He tries to design his courses as a narrative, he says, and builds twists, cliffhangers and pacing into his lectures. His image-based slideshows complement his narrative lectures.
To combine the tools, he recorded voiceovers for the slideshows and edited them into 20-minute segments. He also used online rooms for discussions with students.
“Both of these kind of mirror my face-to-face structure but in a new format,” he said.
Dr. Ashworth also wrote a supplement to the existing course syllabus — “a kind of pandemic souvenir edition” — that tracked changes made to the now-remote course.
“I told them that all of the deadlines had now become guidelines.”
He’s also changing some course assignments and looking at alternative assessment methods. For example, his Australian friend suggested an asynchronous poster presentation mixing text and visuals as an assignment.
“I’m a strong advocate of the lecture and therefore might come across as quite old-fashioned,” he said. “But at the same time, I’m also very interested in new technologies and use of audio-visual cues.”
He’s also keeping the students’ comfort zones in mind. He says his students already lead busy lives, with competing demands from childcare, employment and family.
“One of the most important things though, because it was such a confusing time, was I told them that all of the deadlines had now become guidelines.”
Planning for fall
This fall, Dr. Ashworth is teaching his political science course, Global Politics at the End of the World (As We Know It), for the third time.
The course looks at material existential threats to society like climate change and nuclear weapons — and global pandemics.
Once again, Dr. Ashworth is adapting the course’s existing syllabus to the realities of remote instruction. He’s breaking the course into six parts instead of the usual three and building out its narrative structure online.

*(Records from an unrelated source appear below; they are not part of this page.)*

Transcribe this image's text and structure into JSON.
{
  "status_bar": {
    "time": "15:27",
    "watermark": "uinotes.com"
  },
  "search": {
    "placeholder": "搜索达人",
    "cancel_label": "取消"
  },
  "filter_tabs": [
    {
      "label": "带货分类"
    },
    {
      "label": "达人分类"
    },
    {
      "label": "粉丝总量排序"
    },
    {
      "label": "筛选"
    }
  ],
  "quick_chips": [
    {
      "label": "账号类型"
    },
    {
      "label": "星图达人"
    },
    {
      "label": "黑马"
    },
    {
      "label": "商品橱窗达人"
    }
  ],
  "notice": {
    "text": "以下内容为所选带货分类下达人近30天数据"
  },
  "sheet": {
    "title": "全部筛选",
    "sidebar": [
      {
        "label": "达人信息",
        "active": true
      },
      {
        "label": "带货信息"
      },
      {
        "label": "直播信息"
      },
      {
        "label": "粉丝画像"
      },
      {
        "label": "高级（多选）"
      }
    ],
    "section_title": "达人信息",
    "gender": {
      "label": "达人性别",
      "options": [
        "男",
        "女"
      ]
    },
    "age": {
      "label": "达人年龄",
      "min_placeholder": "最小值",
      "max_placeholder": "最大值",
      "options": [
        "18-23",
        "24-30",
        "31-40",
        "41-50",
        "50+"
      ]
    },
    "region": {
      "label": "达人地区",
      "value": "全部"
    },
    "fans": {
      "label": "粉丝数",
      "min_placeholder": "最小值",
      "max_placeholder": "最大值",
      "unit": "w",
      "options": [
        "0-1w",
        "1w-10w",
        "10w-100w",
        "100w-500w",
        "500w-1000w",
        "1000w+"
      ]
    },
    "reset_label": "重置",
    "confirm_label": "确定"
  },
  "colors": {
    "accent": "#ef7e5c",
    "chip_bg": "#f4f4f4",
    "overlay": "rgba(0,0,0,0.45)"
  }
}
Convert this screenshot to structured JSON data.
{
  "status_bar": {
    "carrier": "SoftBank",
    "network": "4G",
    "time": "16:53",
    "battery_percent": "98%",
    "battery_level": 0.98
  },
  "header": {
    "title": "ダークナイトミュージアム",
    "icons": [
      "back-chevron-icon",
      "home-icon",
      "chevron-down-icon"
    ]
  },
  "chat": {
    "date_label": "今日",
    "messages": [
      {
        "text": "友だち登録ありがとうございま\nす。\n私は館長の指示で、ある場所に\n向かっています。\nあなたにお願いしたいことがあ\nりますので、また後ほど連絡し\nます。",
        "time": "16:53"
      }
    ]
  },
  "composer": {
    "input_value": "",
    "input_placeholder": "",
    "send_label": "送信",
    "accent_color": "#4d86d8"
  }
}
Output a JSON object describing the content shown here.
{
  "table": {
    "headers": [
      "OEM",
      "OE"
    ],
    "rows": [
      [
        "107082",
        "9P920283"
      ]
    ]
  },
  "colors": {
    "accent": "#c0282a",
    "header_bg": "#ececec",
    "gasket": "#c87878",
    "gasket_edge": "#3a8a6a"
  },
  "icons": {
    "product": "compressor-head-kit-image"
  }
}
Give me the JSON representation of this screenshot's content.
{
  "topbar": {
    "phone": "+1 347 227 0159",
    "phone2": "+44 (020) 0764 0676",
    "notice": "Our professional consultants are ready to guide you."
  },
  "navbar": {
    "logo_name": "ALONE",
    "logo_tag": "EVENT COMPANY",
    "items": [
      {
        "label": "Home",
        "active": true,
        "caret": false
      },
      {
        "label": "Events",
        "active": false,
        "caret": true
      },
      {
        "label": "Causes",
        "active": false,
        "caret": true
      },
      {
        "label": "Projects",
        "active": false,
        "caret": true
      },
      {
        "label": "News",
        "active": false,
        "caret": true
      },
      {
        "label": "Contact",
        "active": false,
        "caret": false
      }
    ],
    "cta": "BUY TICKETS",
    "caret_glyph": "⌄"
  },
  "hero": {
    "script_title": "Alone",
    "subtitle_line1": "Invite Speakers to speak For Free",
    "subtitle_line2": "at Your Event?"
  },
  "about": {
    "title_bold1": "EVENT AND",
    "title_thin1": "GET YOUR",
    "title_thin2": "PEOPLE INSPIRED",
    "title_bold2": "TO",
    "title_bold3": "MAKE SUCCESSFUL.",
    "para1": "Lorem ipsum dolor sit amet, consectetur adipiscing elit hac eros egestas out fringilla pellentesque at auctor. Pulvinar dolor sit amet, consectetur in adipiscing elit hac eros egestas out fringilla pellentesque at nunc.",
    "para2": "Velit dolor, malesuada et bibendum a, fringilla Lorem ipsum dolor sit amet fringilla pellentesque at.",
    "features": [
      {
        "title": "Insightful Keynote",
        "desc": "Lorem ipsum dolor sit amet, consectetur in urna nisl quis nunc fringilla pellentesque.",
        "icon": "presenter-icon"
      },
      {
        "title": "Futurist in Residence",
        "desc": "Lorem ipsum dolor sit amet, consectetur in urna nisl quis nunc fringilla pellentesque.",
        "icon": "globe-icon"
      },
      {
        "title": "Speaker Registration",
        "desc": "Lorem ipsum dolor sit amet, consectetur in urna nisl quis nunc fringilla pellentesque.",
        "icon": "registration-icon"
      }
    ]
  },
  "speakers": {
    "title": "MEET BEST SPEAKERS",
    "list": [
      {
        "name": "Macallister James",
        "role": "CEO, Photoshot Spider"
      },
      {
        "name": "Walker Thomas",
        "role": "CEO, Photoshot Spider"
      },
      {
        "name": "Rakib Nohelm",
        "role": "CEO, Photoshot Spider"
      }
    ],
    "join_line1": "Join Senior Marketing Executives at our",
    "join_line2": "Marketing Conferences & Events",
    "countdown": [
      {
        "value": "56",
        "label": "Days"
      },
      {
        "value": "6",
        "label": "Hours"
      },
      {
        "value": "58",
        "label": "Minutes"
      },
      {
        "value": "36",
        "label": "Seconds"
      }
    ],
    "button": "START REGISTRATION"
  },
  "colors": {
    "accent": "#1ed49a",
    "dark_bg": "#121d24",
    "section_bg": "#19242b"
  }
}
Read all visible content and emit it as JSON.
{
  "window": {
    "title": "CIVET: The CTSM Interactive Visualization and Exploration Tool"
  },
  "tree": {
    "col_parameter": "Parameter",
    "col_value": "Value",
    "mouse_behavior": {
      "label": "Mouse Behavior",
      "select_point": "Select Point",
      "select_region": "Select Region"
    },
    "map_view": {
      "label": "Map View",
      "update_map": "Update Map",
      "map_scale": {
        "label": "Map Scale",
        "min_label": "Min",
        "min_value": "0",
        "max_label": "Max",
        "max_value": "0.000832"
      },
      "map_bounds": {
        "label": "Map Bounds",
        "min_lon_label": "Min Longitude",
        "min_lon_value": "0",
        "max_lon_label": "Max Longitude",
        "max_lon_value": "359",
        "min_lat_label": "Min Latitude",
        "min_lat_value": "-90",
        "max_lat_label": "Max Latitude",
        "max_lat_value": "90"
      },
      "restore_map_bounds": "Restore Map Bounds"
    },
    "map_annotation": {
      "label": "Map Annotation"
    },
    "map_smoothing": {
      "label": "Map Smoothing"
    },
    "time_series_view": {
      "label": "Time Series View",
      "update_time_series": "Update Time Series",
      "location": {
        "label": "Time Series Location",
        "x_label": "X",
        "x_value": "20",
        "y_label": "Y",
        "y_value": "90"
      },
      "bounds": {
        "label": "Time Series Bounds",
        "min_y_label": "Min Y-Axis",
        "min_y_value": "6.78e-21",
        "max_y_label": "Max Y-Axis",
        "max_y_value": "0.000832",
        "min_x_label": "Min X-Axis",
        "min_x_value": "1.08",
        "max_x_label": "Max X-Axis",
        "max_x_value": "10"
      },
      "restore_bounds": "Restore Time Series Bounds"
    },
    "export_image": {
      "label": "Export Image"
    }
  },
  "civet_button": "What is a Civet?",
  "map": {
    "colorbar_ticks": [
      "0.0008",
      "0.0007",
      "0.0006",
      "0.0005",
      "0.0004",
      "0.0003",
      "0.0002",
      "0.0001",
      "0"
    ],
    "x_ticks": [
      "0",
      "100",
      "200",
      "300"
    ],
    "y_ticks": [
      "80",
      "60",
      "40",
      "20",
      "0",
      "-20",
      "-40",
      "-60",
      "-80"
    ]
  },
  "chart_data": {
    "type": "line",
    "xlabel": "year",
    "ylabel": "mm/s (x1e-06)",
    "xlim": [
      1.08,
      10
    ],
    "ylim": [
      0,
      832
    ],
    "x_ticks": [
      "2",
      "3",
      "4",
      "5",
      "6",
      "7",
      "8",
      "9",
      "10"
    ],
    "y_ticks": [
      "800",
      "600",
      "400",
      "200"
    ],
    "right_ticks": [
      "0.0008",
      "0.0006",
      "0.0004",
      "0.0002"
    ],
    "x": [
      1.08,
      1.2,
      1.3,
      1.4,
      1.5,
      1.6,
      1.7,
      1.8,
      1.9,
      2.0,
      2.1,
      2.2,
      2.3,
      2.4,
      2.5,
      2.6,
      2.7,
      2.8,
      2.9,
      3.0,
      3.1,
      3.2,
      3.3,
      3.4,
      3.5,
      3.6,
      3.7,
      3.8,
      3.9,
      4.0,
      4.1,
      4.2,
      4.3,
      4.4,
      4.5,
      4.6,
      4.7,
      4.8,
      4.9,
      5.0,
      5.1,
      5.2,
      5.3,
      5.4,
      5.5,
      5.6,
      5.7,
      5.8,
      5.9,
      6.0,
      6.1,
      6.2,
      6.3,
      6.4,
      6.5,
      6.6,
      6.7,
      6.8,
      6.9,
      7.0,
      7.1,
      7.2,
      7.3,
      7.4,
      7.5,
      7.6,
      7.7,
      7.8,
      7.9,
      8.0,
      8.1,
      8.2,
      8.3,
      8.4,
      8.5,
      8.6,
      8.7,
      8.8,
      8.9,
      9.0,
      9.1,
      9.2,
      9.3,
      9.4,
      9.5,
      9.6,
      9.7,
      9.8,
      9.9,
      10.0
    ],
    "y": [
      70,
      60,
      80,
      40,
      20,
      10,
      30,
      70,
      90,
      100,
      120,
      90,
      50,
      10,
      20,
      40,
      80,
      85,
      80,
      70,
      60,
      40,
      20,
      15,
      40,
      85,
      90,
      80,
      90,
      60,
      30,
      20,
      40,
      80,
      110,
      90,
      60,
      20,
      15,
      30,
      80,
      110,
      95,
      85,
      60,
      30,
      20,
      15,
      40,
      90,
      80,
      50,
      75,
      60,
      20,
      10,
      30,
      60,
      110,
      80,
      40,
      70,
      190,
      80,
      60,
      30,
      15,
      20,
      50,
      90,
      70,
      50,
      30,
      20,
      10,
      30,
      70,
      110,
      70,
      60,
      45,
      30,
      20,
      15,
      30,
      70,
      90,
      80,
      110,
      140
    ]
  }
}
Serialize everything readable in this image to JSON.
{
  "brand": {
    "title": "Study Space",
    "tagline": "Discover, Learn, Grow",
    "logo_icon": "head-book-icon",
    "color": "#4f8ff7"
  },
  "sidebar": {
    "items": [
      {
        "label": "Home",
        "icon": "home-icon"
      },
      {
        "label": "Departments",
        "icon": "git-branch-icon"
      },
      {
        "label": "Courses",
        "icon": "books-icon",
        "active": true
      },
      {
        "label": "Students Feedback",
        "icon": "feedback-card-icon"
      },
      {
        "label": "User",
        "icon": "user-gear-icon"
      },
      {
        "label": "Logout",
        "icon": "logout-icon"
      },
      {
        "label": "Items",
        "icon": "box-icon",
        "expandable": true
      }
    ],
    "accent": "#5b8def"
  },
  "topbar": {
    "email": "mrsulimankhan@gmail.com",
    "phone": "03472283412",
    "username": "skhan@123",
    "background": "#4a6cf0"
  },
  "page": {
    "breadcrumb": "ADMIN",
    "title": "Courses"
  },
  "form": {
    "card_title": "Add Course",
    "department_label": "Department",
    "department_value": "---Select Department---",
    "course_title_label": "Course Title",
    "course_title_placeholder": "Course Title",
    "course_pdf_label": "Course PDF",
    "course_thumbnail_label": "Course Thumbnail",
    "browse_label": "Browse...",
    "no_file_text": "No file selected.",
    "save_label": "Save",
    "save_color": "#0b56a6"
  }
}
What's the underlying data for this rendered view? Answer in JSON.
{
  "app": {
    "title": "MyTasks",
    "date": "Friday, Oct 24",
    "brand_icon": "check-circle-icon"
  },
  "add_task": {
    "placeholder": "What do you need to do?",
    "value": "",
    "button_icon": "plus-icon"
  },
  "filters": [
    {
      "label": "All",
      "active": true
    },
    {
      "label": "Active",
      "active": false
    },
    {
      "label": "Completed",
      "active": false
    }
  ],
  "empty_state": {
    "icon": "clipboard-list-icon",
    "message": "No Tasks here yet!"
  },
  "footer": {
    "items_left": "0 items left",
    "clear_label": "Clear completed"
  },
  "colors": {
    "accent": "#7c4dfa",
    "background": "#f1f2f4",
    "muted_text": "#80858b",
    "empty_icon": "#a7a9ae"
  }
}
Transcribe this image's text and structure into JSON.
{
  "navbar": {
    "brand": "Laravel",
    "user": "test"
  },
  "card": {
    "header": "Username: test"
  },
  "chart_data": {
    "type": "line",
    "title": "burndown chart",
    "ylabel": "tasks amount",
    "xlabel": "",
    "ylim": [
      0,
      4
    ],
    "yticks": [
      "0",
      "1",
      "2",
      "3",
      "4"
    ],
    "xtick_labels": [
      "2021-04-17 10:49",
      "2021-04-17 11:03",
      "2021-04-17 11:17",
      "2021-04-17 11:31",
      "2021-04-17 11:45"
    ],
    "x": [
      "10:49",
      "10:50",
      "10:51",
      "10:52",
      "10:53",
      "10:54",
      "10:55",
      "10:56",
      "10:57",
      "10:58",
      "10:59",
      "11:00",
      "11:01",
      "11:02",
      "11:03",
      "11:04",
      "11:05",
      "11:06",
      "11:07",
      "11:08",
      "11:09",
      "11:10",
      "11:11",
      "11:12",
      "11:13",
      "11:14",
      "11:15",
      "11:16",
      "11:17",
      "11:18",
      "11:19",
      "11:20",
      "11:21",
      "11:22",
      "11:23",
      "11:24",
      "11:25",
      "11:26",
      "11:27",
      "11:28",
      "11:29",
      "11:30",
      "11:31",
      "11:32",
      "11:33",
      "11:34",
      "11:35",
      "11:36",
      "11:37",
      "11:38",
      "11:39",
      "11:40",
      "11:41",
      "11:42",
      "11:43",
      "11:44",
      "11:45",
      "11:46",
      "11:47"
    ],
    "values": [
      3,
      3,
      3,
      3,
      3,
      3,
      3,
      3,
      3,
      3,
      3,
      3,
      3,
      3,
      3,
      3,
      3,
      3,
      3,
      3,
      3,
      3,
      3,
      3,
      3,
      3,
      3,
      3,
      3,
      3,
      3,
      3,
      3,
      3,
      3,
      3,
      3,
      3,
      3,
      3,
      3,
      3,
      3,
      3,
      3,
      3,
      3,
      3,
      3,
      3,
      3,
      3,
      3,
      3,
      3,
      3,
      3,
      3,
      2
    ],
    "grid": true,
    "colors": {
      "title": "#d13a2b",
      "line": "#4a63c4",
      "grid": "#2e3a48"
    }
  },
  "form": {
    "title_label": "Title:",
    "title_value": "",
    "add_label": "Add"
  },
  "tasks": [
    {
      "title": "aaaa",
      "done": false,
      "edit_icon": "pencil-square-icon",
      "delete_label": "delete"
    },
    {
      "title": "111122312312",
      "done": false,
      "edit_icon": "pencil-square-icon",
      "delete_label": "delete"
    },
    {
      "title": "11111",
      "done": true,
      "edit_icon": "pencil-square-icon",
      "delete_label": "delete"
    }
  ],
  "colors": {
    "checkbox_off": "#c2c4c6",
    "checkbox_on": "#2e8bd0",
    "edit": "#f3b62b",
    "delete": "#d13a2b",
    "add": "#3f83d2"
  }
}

Lectures will be in 15-minute chunks and discussion with and between students will happen online.
“I’m trying to take advantage generally of what online teaching has to offer, but I’m adapting it to my comfort zone, which is the face-to-face syllabus of the course that I’ve used in the past,” he said.
“There’s no point in wasting a good crisis.”